John M. Butler, Amy E. Decker, Margaret C. Kline, Peter M. Vallone


Y-chromosome short tandem repeat (Y-STR) markers are being touted as potential tools for distinguishing low levels of male DNA in the presence of excess female DNA as is present in many sexual assault samples. Usually single copy Y-STR loci produce a single amplicon in single source samples, and thus the observation of multiple peaks at such a locus could suggest to an analyst that a mixture of more than one male contributor is present in the tested sample. However, many regions of the Y-chromosome are duplicated or even triplicated in some individuals and this fact can thus complicate potential mixture interpretation. Reasons for the presence of duplications at multiple loci within a single sample are explored in the context of Y-STR marker location along the chromosome. True male-male mixtures commonly exhibit more than one locus-specific PCR product across multiple Y-STR loci that are not adjacent to one another on the Y-chromosome. In addition, duplicated loci typically possess alleles that differ by only a single repeat unit and possess similar peak heights.
Journal of Forensic Sciences
No. 4

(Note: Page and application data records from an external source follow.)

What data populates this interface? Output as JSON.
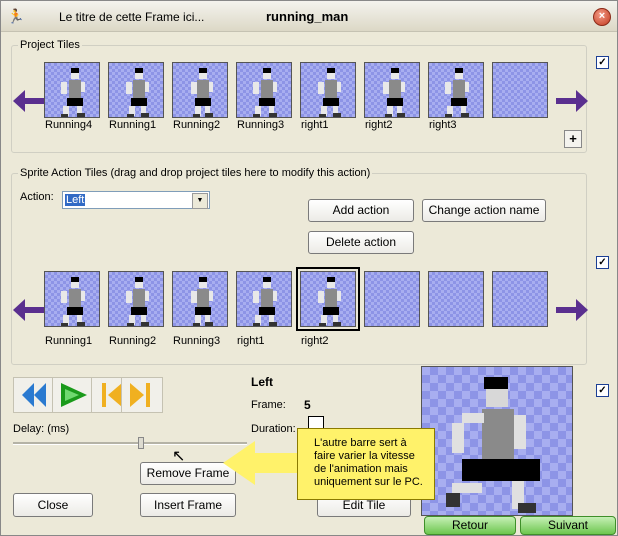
{
  "window": {
    "title_left": "Le titre de cette Frame ici...",
    "title_main": "running_man",
    "close_glyph": "×"
  },
  "project_tiles": {
    "legend": "Project Tiles",
    "items": [
      "Running4",
      "Running1",
      "Running2",
      "Running3",
      "right1",
      "right2",
      "right3",
      ""
    ],
    "plus_label": "+"
  },
  "sprite_action": {
    "legend": "Sprite Action Tiles (drag and drop project tiles here to modify this action)",
    "action_label": "Action:",
    "action_value": "Left",
    "add_action": "Add action",
    "change_action_name": "Change action name",
    "delete_action": "Delete action",
    "items": [
      "Running1",
      "Running2",
      "Running3",
      "right1",
      "right2",
      "",
      "",
      ""
    ]
  },
  "animation": {
    "action_name": "Left",
    "frame_label": "Frame:",
    "frame_value": "5",
    "duration_label": "Duration:",
    "delay_label": "Delay: (ms)",
    "remove_frame": "Remove Frame",
    "insert_frame": "Insert Frame",
    "close": "Close",
    "edit_tile": "Edit Tile"
  },
  "tooltip": {
    "text": "L'autre barre sert à faire varier la vitesse de l'animation mais uniquement sur le PC."
  },
  "nav": {
    "back": "Retour",
    "next": "Suivant"
  },
  "checks": {
    "glyph": "✓"
  },
  "colors": {
    "tile_bg": "#a8aef0",
    "arrow": "#5a2f8f",
    "play": "#1a9a1a",
    "rewind": "#2a7ad0",
    "step": "#f0b020",
    "tooltip": "#fff26a",
    "nav_green": "#6dc64e"
  }
}
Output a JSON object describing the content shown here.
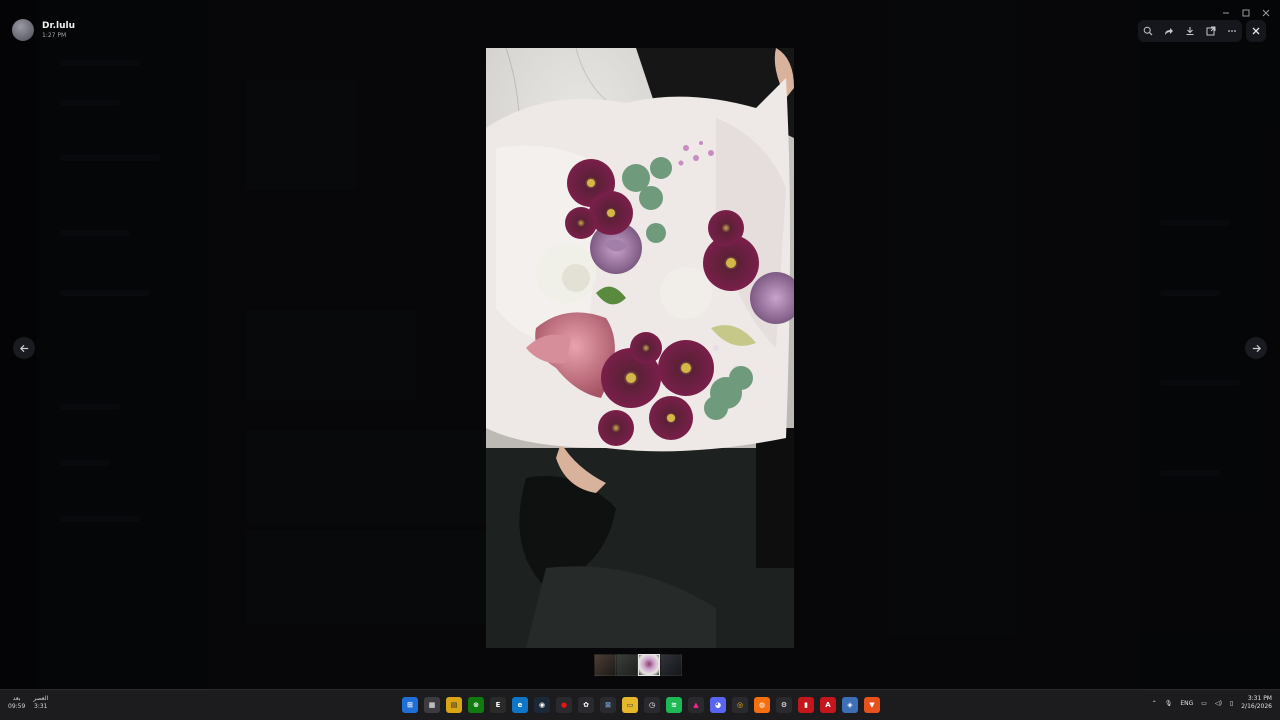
{
  "viewer": {
    "uploader_name": "Dr.lulu",
    "uploader_time": "1:27 PM"
  },
  "toolbar": {
    "icons": [
      "zoom-icon",
      "forward-icon",
      "download-icon",
      "open-external-icon",
      "more-icon"
    ],
    "close_icon": "close-icon"
  },
  "navigation": {
    "prev_icon": "arrow-left-icon",
    "next_icon": "arrow-right-icon"
  },
  "thumbnails": {
    "count": 4,
    "active_index": 2
  },
  "taskbar": {
    "left_top": "بعد",
    "left_bottom": "09:59",
    "left2_top": "العصر",
    "left2_bottom": "3:31",
    "apps": [
      "windows-start",
      "widgets",
      "notes",
      "xbox",
      "epic",
      "edge",
      "steam",
      "media",
      "chatgpt",
      "spreadsheet",
      "file-explorer",
      "clock",
      "spotify",
      "vlc",
      "discord",
      "chrome",
      "messenger",
      "settings",
      "cursor",
      "adobe",
      "vpn",
      "brave"
    ],
    "tray_lang": "ENG",
    "clock_time": "3:31 PM",
    "clock_date": "2/16/2026"
  },
  "colors": {
    "overlay": "#000000",
    "toolbar_bg": "#16171c",
    "taskbar_bg": "#1c1c1f"
  }
}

DNA interpretation, DNA mixtures, DNA typing, forensic science, short tandem repeat, Y-chromosome


Butler, J. , Decker, A. , Kline, M. and Vallone, P. (2005), Chromosomal Duplications Along the Y-Chromosome and Their Potential Impact on Y-STR Interpretation, Journal of Forensic Sciences (Accessed April 24, 2024)
Created July 1, 2005, Updated February 17, 2017